The inside of a shark is full of curiosities, starting with rows of hardworking teeth that can be replaced with new ones for a lifetime. But far below the digestive tract—in fact, just before the shark is finished—is another strange structure: the spiral gut, an intricate ladder made of shark meat.
Scientists have speculated that sharks have intestines so intricately shaped to slow digestion, extracting every last calorie from their prey. This may also be one reason why sharks can spend a long time between meals.
but at In Proceedings of the Royal Society B on WednesdayIn this study, researchers published the most detailed look ever at those spiral intestines by turning a CT scanner on them, revealing the complex internal geography of more than 20 species of sharks. After filling the intestines with fluid, he also made a discovery: some of them act like natural versions of a valve that Nikola Tesla 1920. patented in, pulling the fluid forward in one direction without moving the parts.
Samantha Leigh, an assistant professor at California State University in Dominguez Hills, who led the new study, said researchers studying the shark’s spiral intestines often refer to a set of 1885 anatomical drawings. Or they may dissect the intestines themselves, affecting the structural integrity of the organ in service of a closer look. To fully visualize the structures, she and her colleagues carefully removed the intestines of several shark species and imaged them in a CT scanner.

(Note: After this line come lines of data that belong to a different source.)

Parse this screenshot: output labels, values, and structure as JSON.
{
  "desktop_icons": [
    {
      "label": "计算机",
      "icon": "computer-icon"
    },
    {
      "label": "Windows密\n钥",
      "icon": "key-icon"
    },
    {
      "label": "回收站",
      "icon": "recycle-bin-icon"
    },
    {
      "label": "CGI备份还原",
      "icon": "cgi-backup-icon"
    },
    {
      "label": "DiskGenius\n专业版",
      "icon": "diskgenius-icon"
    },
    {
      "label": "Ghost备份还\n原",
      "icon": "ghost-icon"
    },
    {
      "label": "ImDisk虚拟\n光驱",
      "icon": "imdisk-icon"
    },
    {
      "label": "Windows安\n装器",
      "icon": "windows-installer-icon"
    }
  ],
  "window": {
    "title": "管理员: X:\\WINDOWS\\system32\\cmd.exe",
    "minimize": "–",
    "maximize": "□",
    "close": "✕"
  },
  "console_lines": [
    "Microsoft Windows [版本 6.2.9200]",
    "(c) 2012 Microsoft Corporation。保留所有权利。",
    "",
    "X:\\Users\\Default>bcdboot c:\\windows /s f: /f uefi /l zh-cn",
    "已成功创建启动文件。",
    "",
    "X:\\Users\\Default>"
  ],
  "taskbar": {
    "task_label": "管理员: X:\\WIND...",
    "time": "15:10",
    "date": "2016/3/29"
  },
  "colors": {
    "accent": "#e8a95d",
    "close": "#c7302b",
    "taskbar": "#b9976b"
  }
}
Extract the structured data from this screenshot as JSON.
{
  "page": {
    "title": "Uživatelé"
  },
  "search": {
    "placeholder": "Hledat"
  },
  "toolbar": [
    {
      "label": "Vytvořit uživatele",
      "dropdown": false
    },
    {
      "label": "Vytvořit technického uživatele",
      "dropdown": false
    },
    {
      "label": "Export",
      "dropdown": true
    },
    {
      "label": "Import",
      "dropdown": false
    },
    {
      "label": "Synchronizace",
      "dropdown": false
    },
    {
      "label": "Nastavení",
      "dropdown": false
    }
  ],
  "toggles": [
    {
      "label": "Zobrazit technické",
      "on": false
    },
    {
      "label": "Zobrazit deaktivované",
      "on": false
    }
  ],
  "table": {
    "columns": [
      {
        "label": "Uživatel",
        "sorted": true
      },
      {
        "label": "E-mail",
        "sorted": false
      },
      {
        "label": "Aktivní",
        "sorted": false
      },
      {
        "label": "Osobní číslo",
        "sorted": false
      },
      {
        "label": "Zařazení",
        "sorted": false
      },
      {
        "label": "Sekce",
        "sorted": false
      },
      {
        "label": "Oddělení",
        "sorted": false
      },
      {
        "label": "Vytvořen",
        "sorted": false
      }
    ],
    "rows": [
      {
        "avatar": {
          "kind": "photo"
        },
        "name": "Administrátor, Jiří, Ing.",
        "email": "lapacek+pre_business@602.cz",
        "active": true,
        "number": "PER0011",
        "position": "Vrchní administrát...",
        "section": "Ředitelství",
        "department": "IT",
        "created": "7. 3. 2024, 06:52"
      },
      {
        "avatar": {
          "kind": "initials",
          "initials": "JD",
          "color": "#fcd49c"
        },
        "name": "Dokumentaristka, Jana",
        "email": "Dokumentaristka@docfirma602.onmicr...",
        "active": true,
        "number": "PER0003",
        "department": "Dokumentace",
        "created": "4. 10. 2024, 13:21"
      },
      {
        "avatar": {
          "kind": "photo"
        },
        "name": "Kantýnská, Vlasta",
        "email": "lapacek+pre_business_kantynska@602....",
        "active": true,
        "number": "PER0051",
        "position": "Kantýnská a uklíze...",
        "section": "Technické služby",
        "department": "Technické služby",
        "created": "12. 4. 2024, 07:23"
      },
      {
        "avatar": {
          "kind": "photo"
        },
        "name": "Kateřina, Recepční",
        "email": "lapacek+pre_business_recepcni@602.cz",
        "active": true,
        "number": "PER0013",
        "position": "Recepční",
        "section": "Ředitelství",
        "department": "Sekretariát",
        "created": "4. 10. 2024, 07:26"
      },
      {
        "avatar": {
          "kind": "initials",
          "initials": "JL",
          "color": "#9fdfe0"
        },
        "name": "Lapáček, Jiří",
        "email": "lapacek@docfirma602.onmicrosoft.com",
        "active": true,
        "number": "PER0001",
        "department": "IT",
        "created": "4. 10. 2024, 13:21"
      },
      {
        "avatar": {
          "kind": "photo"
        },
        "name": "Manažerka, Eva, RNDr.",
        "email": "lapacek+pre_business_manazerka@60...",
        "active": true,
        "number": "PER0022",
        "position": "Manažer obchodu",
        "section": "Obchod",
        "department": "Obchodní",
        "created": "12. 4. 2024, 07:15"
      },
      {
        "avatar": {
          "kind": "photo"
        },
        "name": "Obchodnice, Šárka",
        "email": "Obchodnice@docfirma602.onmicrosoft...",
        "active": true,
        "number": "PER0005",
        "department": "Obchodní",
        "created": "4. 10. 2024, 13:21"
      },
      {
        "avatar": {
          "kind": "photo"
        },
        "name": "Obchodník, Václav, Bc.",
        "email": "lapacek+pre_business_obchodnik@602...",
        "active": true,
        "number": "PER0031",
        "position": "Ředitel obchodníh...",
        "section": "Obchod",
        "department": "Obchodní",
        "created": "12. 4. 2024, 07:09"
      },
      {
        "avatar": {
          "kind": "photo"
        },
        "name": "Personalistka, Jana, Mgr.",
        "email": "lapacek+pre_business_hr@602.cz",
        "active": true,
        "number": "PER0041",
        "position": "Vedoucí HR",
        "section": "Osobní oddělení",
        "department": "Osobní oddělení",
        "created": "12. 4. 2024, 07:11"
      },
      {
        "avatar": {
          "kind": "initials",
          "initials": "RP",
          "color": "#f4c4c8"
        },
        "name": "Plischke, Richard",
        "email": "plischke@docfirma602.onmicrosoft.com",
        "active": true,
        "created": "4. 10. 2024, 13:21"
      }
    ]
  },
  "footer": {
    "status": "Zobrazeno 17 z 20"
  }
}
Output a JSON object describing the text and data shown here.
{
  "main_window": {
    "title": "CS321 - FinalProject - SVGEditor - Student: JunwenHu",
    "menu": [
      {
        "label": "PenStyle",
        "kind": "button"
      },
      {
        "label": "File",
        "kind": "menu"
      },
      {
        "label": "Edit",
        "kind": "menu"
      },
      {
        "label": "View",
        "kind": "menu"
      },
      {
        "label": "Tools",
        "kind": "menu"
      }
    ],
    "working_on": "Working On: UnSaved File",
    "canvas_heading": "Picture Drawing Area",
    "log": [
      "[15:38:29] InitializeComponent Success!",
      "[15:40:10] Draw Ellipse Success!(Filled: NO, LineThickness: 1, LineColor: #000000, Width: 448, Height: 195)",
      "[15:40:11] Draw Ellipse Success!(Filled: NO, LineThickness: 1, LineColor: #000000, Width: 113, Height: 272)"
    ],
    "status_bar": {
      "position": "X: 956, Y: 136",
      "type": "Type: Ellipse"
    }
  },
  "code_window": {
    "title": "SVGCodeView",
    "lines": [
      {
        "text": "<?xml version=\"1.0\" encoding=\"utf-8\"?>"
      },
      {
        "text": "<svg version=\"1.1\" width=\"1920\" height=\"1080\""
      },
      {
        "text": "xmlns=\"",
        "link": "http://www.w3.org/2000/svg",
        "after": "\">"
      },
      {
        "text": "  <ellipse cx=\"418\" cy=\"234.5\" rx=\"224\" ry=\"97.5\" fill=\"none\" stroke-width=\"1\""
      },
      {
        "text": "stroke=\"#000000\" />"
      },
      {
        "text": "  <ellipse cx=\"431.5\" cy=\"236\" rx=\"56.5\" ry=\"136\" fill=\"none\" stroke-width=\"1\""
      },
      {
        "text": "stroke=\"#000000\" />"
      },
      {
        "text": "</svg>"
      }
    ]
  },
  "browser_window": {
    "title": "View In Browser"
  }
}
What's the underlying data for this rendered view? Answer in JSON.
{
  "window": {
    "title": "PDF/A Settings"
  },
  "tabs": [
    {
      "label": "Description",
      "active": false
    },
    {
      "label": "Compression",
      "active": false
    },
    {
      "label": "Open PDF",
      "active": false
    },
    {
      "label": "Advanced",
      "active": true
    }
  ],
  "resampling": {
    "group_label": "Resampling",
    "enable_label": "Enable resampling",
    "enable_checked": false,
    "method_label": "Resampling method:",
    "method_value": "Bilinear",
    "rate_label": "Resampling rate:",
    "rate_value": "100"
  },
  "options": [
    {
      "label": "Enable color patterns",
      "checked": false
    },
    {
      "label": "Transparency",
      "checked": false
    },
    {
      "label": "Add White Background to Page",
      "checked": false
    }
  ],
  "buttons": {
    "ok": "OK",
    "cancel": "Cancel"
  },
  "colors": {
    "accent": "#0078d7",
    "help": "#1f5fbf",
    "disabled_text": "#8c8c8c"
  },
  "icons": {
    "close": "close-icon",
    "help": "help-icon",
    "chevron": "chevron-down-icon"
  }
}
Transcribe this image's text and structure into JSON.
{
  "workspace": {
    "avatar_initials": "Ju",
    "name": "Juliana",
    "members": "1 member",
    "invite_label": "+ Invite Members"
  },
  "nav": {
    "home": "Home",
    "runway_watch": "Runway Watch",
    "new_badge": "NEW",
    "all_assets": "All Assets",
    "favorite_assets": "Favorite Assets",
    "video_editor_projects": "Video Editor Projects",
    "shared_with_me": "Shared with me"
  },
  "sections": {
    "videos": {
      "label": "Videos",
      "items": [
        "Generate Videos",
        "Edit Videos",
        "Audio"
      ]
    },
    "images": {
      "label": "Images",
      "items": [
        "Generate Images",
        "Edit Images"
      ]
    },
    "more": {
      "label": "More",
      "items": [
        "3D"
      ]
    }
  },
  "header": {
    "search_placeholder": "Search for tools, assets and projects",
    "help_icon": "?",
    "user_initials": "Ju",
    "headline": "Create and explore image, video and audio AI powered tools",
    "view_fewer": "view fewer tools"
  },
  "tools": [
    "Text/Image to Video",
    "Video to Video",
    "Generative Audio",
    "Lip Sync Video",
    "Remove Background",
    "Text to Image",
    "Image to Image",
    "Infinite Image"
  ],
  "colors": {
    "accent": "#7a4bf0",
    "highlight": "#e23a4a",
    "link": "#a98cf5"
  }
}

Sharks’ spiral intestines come in four flavors—a basic spiral, a nested series of funnels pointing to one side, a nested series of funnels pointing to the other, and what’s called a scroll gut, where the layered sheaths overlap each other roam inside. In CT scans, the vortices and folds of the structures are clearly visible.
It didn’t matter what the shark ate in the shape of its intestine—bonnethead sharks, which eat both plants and other animals, had a scroll gut, as did carnivorous hammerheads.
Then the researchers attached some spiral intestines to the tubes and watched a mixture of water and glycerol flow through them. They found that fluid, in fact, moves more slowly through the spiral than through the straight part of the shark’s intestine, supporting the idea that the spiral gut helps the shark prolong its digestion time.
However, they also found that the funnel was a preferred direction for flow in the intestines. Fluid entering one end flows much more slowly than fluid entering the other, meaning that the gut within the animal acts like a one-way street. In mammals, muscle contractions produce this effect. But in sharks, the structure of the gut itself can help.
In fact, the shape of the funnel gut recalls the loops of a Tesla valve, a type of pipe that was patented by a Serbian-American inventor.
“The purpose of the valve was to produce flow in one direction without the use of additional mechanical parts or additional additional energy,” Dr. Leigh said. “It seems that these sharks are very similar in size to the intestines.”
Structures honed by ages of development could provide inspiration to engineers – manta ray’s spectacular uncloggable filters, for example, could provide a way to flush out plastic pollution before it reaches waterways. In the case of shark intestines, Dr. According to Leigh, who also studies the effects of microplastic pollution on fish, it could be that more information about how the intestines work could inform the filters as well.
“My hope is to find out what these particular morphologies are good at moving forward, what they are good at filtering out,” said Dr. Leigh. Perhaps somewhere along the line, shark intestines may inspire devices to help passively remove plastic from water, simply because of the way they are made.